Emphasis on customers

Another way H.A. Sun maintains its business through the lean seasons is by following through and providing outstanding customer service all year long.

“We always follow up with the customer,” said Abrams. The customer receives at least three calls for each visit:

The first call is to schedule the service appointment.

The second comes from the service technician or dispatcher when en route to the customer’s home, letting them know he or she is coming.

The third comes the day after the service is completed. This call serves to make certain that the customer is happy with the work performed, and to address any questions or concerns.

“We concentrate on customer service,” said Weinstein, because “We are dealing with more well-educated people.”

Realizing the increased knowledge on the part of the customer, H.A. Sun works to keep them informed. The company includes “stuffers” in its monthly statements that include specials it is having, updates of new products on the market, and information of any changes in policies and procedures.

Successful combination
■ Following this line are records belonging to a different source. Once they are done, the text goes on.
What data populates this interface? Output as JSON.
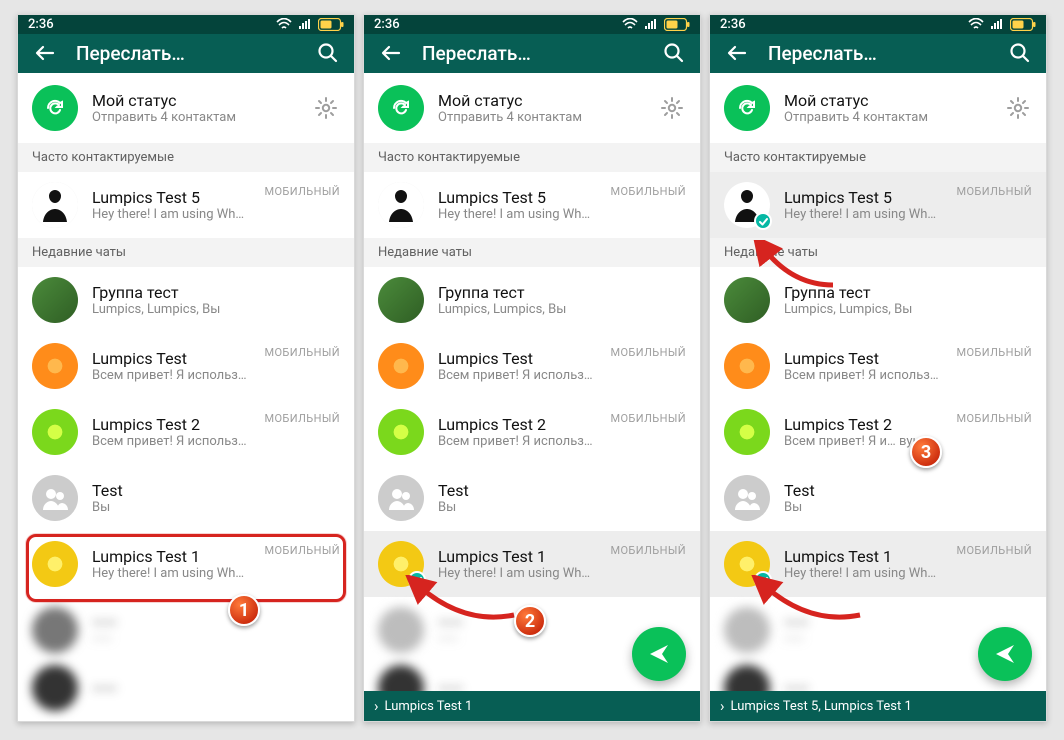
{
  "statusbar": {
    "time": "2:36"
  },
  "header": {
    "title": "Переслать…"
  },
  "mystatus": {
    "title": "Мой статус",
    "subtitle": "Отправить 4 контактам"
  },
  "sections": {
    "frequent": "Часто контактируемые",
    "recent": "Недавние чаты"
  },
  "contacts": {
    "lumpics5": {
      "name": "Lumpics Test 5",
      "sub": "Hey there! I am using WhatsApp.",
      "tag": "МОБИЛЬНЫЙ"
    },
    "group": {
      "name": "Группа тест",
      "sub": "Lumpics, Lumpics, Вы"
    },
    "lumpics": {
      "name": "Lumpics Test",
      "sub": "Всем привет! Я использую WhatsApp.",
      "tag": "МОБИЛЬНЫЙ"
    },
    "lumpics2": {
      "name": "Lumpics Test 2",
      "sub": "Всем привет! Я использую WhatsApp.",
      "tag": "МОБИЛЬНЫЙ"
    },
    "lumpics2_cut": {
      "name": "Lumpics Test 2",
      "sub": "Всем привет! Я и…     вую WhatsApp."
    },
    "test": {
      "name": "Test",
      "sub": "Вы"
    },
    "lumpics1": {
      "name": "Lumpics Test 1",
      "sub": "Hey there! I am using WhatsApp.",
      "tag": "МОБИЛЬНЫЙ"
    }
  },
  "selection": {
    "phone2": "Lumpics Test 1",
    "phone3": "Lumpics Test 5, Lumpics Test 1"
  },
  "annotations": {
    "badge1": "1",
    "badge2": "2",
    "badge3": "3"
  },
  "colors": {
    "statusbar": "#04443b",
    "toolbar": "#075e54",
    "accent": "#0ac159",
    "check": "#06b8a4",
    "highlight": "#d6241f"
  }
}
H.A. Sun’s efforts at excellence were recently rewarded when the company was selected as a Carrier Distinguished Dealer (CDD).
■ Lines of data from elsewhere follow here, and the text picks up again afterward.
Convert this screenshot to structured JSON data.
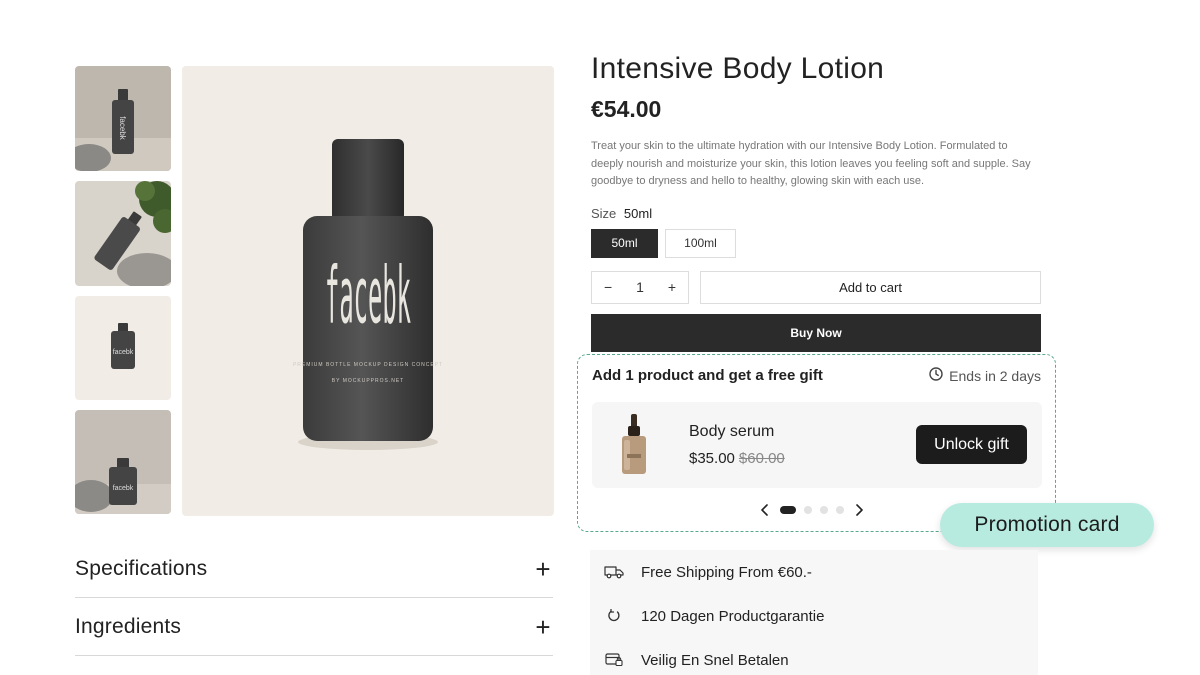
{
  "product": {
    "title": "Intensive Body Lotion",
    "price": "€54.00",
    "description": "Treat your skin to the ultimate hydration with our Intensive Body Lotion. Formulated to deeply nourish and moisturize your skin, this lotion leaves you feeling soft and supple. Say goodbye to dryness and hello to healthy, glowing skin with each use.",
    "bottle_brand": "facebk",
    "bottle_line1": "PREMIUM BOTTLE MOCKUP DESIGN CONCEPT",
    "bottle_line2": "BY MOCKUPPROS.NET"
  },
  "size": {
    "label": "Size",
    "selected": "50ml",
    "options": [
      "50ml",
      "100ml"
    ]
  },
  "cart": {
    "minus": "−",
    "quantity": "1",
    "plus": "+",
    "add_to_cart": "Add to cart",
    "buy_now": "Buy Now"
  },
  "promotion": {
    "title": "Add 1 product and get a free gift",
    "ends": "Ends in 2 days",
    "item_name": "Body serum",
    "item_price": "$35.00",
    "item_old_price": "$60.00",
    "unlock_button": "Unlock gift",
    "slides": 4,
    "active_slide": 1,
    "callout": "Promotion card"
  },
  "accordion": {
    "items": [
      "Specifications",
      "Ingredients"
    ],
    "toggle": "+"
  },
  "benefits": [
    {
      "icon": "truck-icon",
      "text": "Free Shipping From €60.-"
    },
    {
      "icon": "refresh-icon",
      "text": "120 Dagen Productgarantie"
    },
    {
      "icon": "secure-payment-icon",
      "text": "Veilig En Snel Betalen"
    }
  ],
  "colors": {
    "dark_button": "#2b2b2b",
    "promo_border": "#58a98d",
    "callout_bg": "#b8ebe0",
    "image_bg": "#f1ede6"
  }
}
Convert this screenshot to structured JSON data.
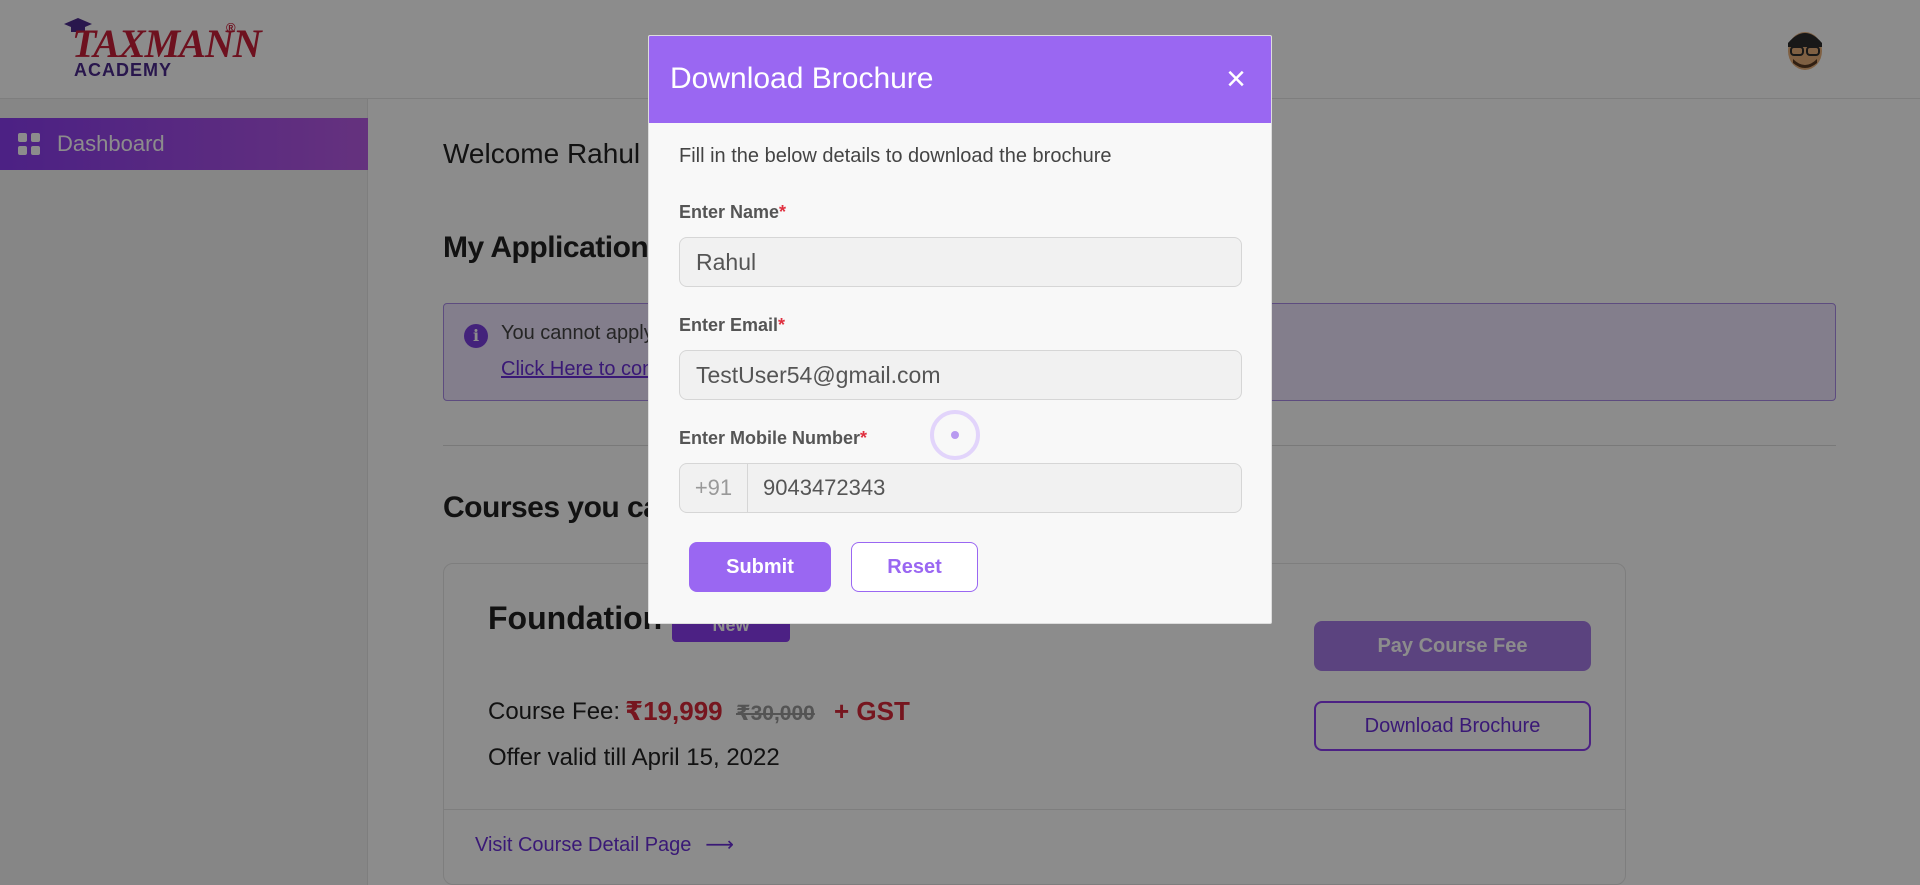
{
  "header": {
    "logo_brand": "TAXMANN",
    "logo_registered": "®",
    "logo_sub": "ACADEMY",
    "avatar_icon": "user-avatar-icon"
  },
  "sidebar": {
    "items": [
      {
        "label": "Dashboard",
        "icon": "dashboard-grid-icon"
      }
    ]
  },
  "main": {
    "welcome": "Welcome Rahul",
    "my_applications_heading": "My Applications",
    "notice": {
      "icon": "info-icon",
      "message": "You cannot apply",
      "link": "Click Here to con"
    },
    "courses_heading": "Courses you can",
    "course": {
      "title": "Foundation",
      "badge": "New",
      "fee_label": "Course Fee:",
      "fee_price": "₹19,999",
      "fee_old_price": "₹30,000",
      "fee_tax": "+ GST",
      "offer": "Offer valid till April 15, 2022",
      "pay_button": "Pay Course Fee",
      "download_button": "Download Brochure",
      "visit_link": "Visit Course Detail Page",
      "visit_arrow": "⟶"
    }
  },
  "modal": {
    "title": "Download Brochure",
    "close_icon": "×",
    "intro": "Fill in the below details to download the brochure",
    "name_label": "Enter Name",
    "name_value": "Rahul",
    "email_label": "Enter Email",
    "email_value": "TestUser54@gmail.com",
    "mobile_label": "Enter Mobile Number",
    "mobile_country_code": "+91",
    "mobile_value": "9043472343",
    "required_marker": "*",
    "submit_label": "Submit",
    "reset_label": "Reset"
  },
  "colors": {
    "accent": "#9a67f2",
    "sidebar_active_start": "#8a3cf0",
    "sidebar_active_end": "#b85be6",
    "price_red": "#d8283a",
    "brand_red": "#c8203a"
  }
}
In 1998, Weinstein received the information packet about the CDD program and decided the company should give it a try. Abrams and LaBelle were skeptical and concerned about the amount of time that going through the application process might take.

Eventually, however, they jumped on the band wagon and moved full-speed ahead to complete the process.

“The major plus of getting the award was getting the award,” said Abrams. The company benefited internally by the process of filling in the application and putting everything down on paper. Abrams and Weinstein both believe that they got much more mileage and benefit from the process and preparation than from winning the award.

It opened up communication between the owners and employees, and also served to highlight areas that needed a bit of improvement.

To put things in perspective, 8,000 companies applied for the CDD award. Those 8,000 companies were then trimmed down to a mere 20 that would undergo site visits from Carrier representatives. H.A. Sun made the cut and prepared for the site visit.

After the 8-hr visit, the contractor had nothing left to do but wait for the manufacturer to make its decision. Carrier and its distributors met to go over the information gathered at the site visits and then chose eight of the 20 companies to become distinguished dealers.

Vision of the future

The hvac industry has changed greatly over the years. Weinstein said one of the major changes has been in the equipment and standards. “Service techs now need more skill, and it takes more to do a job.”

Abrams adds that the government has added lots of expense to doing business by putting regulations on the industry. Also, technological advances in electronics have made things more high-tech, and caused a greater need for technical experience among workers.

Along the same lines, the need to phase out all R-22 by the year 2010 is affecting the industry. With the recent trend to switch over to using R-410A, companies must retool and contractors must update their way of doing things, said Weinstein. He sees the phaseout of R-22 as having several benefits for the industry, customers, and especially the environment.

A current problem that could become huge in the future is a shortage of labor. Abrams said the industry needs to do more training, start hvac schools, and that companies must offer more benefits to retain their employees.

“No one is willing to enter the industry,” said Weinstein. He feels there is a need for cooperation from the larger corporations to lend support and supplement employee wages to make the work more attractive.

Consolidation will also play a major role in the industry’s future. “I think it will be a positive effect,” said Abrams. It will sophisticate the companies and probably eliminate some of the smaller ones, but overall, it will be a good thing, he said.

To compete, companies will have to become better and this will work to benefit the consumer. Abrams doesn’t know if H.A. Sun will eventually consolidate, but he said that they are exploring all of their options.

Whether this contractor stays independent or not, the future seems bright for this company that started with only two employees.